## DATA
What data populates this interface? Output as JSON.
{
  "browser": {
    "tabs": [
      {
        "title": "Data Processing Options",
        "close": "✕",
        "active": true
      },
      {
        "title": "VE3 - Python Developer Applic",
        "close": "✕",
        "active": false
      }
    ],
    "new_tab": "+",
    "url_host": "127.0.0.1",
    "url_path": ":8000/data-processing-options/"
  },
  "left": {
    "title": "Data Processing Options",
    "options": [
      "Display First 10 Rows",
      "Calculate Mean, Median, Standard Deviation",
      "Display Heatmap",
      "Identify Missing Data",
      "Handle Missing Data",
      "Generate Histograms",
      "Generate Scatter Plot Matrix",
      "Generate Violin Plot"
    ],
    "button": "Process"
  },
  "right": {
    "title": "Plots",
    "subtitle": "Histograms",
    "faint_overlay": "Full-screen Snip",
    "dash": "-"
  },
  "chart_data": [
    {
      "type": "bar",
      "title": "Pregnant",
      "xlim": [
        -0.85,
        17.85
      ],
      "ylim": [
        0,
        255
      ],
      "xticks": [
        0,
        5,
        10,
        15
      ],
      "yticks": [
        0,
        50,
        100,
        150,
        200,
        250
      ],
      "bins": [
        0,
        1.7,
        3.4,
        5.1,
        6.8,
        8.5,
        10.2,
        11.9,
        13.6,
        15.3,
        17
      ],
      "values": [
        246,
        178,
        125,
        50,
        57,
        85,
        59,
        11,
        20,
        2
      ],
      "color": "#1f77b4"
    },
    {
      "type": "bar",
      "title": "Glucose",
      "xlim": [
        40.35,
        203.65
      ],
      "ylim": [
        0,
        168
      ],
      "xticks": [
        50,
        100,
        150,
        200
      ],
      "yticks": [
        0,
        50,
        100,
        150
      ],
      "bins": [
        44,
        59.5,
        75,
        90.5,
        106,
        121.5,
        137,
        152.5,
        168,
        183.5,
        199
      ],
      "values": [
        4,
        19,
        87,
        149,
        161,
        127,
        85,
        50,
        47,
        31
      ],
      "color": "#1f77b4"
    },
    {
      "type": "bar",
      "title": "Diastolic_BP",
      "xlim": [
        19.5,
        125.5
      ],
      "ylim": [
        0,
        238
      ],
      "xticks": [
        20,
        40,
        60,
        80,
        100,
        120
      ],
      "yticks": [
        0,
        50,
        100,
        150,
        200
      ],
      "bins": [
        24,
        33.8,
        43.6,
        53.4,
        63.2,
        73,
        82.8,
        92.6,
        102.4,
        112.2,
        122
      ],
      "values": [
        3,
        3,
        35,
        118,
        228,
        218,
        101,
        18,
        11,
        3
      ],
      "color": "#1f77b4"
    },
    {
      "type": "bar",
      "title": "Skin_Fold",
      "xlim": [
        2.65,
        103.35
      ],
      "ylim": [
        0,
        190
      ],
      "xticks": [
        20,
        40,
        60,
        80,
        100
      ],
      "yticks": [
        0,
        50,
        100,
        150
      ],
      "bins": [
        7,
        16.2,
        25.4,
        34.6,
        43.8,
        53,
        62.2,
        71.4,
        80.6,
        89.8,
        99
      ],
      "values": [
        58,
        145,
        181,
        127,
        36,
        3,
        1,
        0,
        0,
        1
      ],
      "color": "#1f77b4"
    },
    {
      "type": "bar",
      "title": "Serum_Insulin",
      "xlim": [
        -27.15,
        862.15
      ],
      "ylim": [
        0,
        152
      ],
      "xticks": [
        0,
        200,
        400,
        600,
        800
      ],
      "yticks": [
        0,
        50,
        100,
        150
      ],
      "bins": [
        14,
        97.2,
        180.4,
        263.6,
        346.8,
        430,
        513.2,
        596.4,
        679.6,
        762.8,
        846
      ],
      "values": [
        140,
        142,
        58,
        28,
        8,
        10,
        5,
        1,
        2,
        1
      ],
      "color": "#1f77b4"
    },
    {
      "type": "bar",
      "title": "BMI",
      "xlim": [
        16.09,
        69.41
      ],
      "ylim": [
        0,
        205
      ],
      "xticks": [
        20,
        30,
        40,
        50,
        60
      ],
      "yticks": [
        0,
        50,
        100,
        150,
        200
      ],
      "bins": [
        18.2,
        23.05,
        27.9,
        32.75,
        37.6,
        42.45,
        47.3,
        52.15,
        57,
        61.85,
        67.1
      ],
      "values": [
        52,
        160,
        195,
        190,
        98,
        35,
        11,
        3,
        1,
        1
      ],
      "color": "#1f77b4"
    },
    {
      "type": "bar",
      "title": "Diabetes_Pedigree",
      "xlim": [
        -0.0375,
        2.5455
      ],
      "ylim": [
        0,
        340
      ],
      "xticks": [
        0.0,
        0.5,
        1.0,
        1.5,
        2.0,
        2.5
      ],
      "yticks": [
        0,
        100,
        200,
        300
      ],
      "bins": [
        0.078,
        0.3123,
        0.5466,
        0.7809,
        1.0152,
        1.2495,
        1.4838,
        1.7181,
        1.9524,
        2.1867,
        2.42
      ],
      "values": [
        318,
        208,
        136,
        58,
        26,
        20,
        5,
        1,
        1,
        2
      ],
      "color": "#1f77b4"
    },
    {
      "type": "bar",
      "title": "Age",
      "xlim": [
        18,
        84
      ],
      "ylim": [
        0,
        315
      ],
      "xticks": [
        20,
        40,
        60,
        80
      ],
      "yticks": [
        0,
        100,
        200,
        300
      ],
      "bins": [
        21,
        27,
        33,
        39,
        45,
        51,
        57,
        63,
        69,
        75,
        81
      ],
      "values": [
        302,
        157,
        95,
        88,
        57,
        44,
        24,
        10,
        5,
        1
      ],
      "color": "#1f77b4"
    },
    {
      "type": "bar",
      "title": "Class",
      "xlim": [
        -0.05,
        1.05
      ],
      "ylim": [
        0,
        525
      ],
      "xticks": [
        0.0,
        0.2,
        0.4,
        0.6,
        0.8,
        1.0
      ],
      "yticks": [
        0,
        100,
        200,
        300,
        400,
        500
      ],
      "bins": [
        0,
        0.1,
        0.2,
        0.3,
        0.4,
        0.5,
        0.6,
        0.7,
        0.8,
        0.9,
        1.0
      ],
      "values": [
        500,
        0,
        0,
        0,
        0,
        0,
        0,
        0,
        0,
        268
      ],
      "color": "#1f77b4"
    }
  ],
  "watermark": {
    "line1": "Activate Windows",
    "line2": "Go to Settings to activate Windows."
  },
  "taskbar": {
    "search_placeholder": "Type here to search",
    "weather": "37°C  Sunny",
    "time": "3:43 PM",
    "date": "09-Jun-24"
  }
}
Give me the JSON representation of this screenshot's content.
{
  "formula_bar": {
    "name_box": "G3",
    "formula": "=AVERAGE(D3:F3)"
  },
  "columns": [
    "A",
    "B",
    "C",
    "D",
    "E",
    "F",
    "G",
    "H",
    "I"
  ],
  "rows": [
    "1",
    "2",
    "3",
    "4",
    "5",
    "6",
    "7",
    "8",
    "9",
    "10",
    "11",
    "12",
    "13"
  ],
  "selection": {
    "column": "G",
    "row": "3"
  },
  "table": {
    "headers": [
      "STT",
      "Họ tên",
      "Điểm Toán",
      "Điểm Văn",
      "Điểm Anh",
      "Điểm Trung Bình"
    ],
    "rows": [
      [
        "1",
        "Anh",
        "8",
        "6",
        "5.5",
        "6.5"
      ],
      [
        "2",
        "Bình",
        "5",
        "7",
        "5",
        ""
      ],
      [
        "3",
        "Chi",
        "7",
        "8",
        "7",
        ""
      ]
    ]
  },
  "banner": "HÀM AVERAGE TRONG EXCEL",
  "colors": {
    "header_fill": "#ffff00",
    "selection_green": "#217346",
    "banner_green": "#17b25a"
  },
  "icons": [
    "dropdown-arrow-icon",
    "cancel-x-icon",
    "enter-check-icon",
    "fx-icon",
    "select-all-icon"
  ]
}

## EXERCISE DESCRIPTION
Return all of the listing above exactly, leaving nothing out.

## SOLUTION TO THE PROBLEM
What data populates this interface? Output as JSON.
{
  "browser": {
    "tabs": [
      {
        "title": "Data Processing Options",
        "close": "✕",
        "active": true
      },
      {
        "title": "VE3 - Python Developer Applic",
        "close": "✕",
        "active": false
      }
    ],
    "new_tab": "+",
    "url_host": "127.0.0.1",
    "url_path": ":8000/data-processing-options/"
  },
  "left": {
    "title": "Data Processing Options",
    "options": [
      "Display First 10 Rows",
      "Calculate Mean, Median, Standard Deviation",
      "Display Heatmap",
      "Identify Missing Data",
      "Handle Missing Data",
      "Generate Histograms",
      "Generate Scatter Plot Matrix",
      "Generate Violin Plot"
    ],
    "button": "Process"
  },
  "right": {
    "title": "Plots",
    "subtitle": "Histograms",
    "faint_overlay": "Full-screen Snip",
    "dash": "-"
  },
  "chart_data": [
    {
      "type": "bar",
      "title": "Pregnant",
      "xlim": [
        -0.85,
        17.85
      ],
      "ylim": [
        0,
        255
      ],
      "xticks": [
        0,
        5,
        10,
        15
      ],
      "yticks": [
        0,
        50,
        100,
        150,
        200,
        250
      ],
      "bins": [
        0,
        1.7,
        3.4,
        5.1,
        6.8,
        8.5,
        10.2,
        11.9,
        13.6,
        15.3,
        17
      ],
      "values": [
        246,
        178,
        125,
        50,
        57,
        85,
        59,
        11,
        20,
        2
      ],
      "color": "#1f77b4"
    },
    {
      "type": "bar",
      "title": "Glucose",
      "xlim": [
        40.35,
        203.65
      ],
      "ylim": [
        0,
        168
      ],
      "xticks": [
        50,
        100,
        150,
        200
      ],
      "yticks": [
        0,
        50,
        100,
        150
      ],
      "bins": [
        44,
        59.5,
        75,
        90.5,
        106,
        121.5,
        137,
        152.5,
        168,
        183.5,
        199
      ],
      "values": [
        4,
        19,
        87,
        149,
        161,
        127,
        85,
        50,
        47,
        31
      ],
      "color": "#1f77b4"
    },
    {
      "type": "bar",
      "title": "Diastolic_BP",
      "xlim": [
        19.5,
        125.5
      ],
      "ylim": [
        0,
        238
      ],
      "xticks": [
        20,
        40,
        60,
        80,
        100,
        120
      ],
      "yticks": [
        0,
        50,
        100,
        150,
        200
      ],
      "bins": [
        24,
        33.8,
        43.6,
        53.4,
        63.2,
        73,
        82.8,
        92.6,
        102.4,
        112.2,
        122
      ],
      "values": [
        3,
        3,
        35,
        118,
        228,
        218,
        101,
        18,
        11,
        3
      ],
      "color": "#1f77b4"
    },
    {
      "type": "bar",
      "title": "Skin_Fold",
      "xlim": [
        2.65,
        103.35
      ],
      "ylim": [
        0,
        190
      ],
      "xticks": [
        20,
        40,
        60,
        80,
        100
      ],
      "yticks": [
        0,
        50,
        100,
        150
      ],
      "bins": [
        7,
        16.2,
        25.4,
        34.6,
        43.8,
        53,
        62.2,
        71.4,
        80.6,
        89.8,
        99
      ],
      "values": [
        58,
        145,
        181,
        127,
        36,
        3,
        1,
        0,
        0,
        1
      ],
      "color": "#1f77b4"
    },
    {
      "type": "bar",
      "title": "Serum_Insulin",
      "xlim": [
        -27.15,
        862.15
      ],
      "ylim": [
        0,
        152
      ],
      "xticks": [
        0,
        200,
        400,
        600,
        800
      ],
      "yticks": [
        0,
        50,
        100,
        150
      ],
      "bins": [
        14,
        97.2,
        180.4,
        263.6,
        346.8,
        430,
        513.2,
        596.4,
        679.6,
        762.8,
        846
      ],
      "values": [
        140,
        142,
        58,
        28,
        8,
        10,
        5,
        1,
        2,
        1
      ],
      "color": "#1f77b4"
    },
    {
      "type": "bar",
      "title": "BMI",
      "xlim": [
        16.09,
        69.41
      ],
      "ylim": [
        0,
        205
      ],
      "xticks": [
        20,
        30,
        40,
        50,
        60
      ],
      "yticks": [
        0,
        50,
        100,
        150,
        200
      ],
      "bins": [
        18.2,
        23.05,
        27.9,
        32.75,
        37.6,
        42.45,
        47.3,
        52.15,
        57,
        61.85,
        67.1
      ],
      "values": [
        52,
        160,
        195,
        190,
        98,
        35,
        11,
        3,
        1,
        1
      ],
      "color": "#1f77b4"
    },
    {
      "type": "bar",
      "title": "Diabetes_Pedigree",
      "xlim": [
        -0.0375,
        2.5455
      ],
      "ylim": [
        0,
        340
      ],
      "xticks": [
        0.0,
        0.5,
        1.0,
        1.5,
        2.0,
        2.5
      ],
      "yticks": [
        0,
        100,
        200,
        300
      ],
      "bins": [
        0.078,
        0.3123,
        0.5466,
        0.7809,
        1.0152,
        1.2495,
        1.4838,
        1.7181,
        1.9524,
        2.1867,
        2.42
      ],
      "values": [
        318,
        208,
        136,
        58,
        26,
        20,
        5,
        1,
        1,
        2
      ],
      "color": "#1f77b4"
    },
    {
      "type": "bar",
      "title": "Age",
      "xlim": [
        18,
        84
      ],
      "ylim": [
        0,
        315
      ],
      "xticks": [
        20,
        40,
        60,
        80
      ],
      "yticks": [
        0,
        100,
        200,
        300
      ],
      "bins": [
        21,
        27,
        33,
        39,
        45,
        51,
        57,
        63,
        69,
        75,
        81
      ],
      "values": [
        302,
        157,
        95,
        88,
        57,
        44,
        24,
        10,
        5,
        1
      ],
      "color": "#1f77b4"
    },
    {
      "type": "bar",
      "title": "Class",
      "xlim": [
        -0.05,
        1.05
      ],
      "ylim": [
        0,
        525
      ],
      "xticks": [
        0.0,
        0.2,
        0.4,
        0.6,
        0.8,
        1.0
      ],
      "yticks": [
        0,
        100,
        200,
        300,
        400,
        500
      ],
      "bins": [
        0,
        0.1,
        0.2,
        0.3,
        0.4,
        0.5,
        0.6,
        0.7,
        0.8,
        0.9,
        1.0
      ],
      "values": [
        500,
        0,
        0,
        0,
        0,
        0,
        0,
        0,
        0,
        268
      ],
      "color": "#1f77b4"
    }
  ],
  "watermark": {
    "line1": "Activate Windows",
    "line2": "Go to Settings to activate Windows."
  },
  "taskbar": {
    "search_placeholder": "Type here to search",
    "weather": "37°C  Sunny",
    "time": "3:43 PM",
    "date": "09-Jun-24"
  }
}
Give me the JSON representation of this screenshot's content.
{
  "formula_bar": {
    "name_box": "G3",
    "formula": "=AVERAGE(D3:F3)"
  },
  "columns": [
    "A",
    "B",
    "C",
    "D",
    "E",
    "F",
    "G",
    "H",
    "I"
  ],
  "rows": [
    "1",
    "2",
    "3",
    "4",
    "5",
    "6",
    "7",
    "8",
    "9",
    "10",
    "11",
    "12",
    "13"
  ],
  "selection": {
    "column": "G",
    "row": "3"
  },
  "table": {
    "headers": [
      "STT",
      "Họ tên",
      "Điểm Toán",
      "Điểm Văn",
      "Điểm Anh",
      "Điểm Trung Bình"
    ],
    "rows": [
      [
        "1",
        "Anh",
        "8",
        "6",
        "5.5",
        "6.5"
      ],
      [
        "2",
        "Bình",
        "5",
        "7",
        "5",
        ""
      ],
      [
        "3",
        "Chi",
        "7",
        "8",
        "7",
        ""
      ]
    ]
  },
  "banner": "HÀM AVERAGE TRONG EXCEL",
  "colors": {
    "header_fill": "#ffff00",
    "selection_green": "#217346",
    "banner_green": "#17b25a"
  },
  "icons": [
    "dropdown-arrow-icon",
    "cancel-x-icon",
    "enter-check-icon",
    "fx-icon",
    "select-all-icon"
  ]
}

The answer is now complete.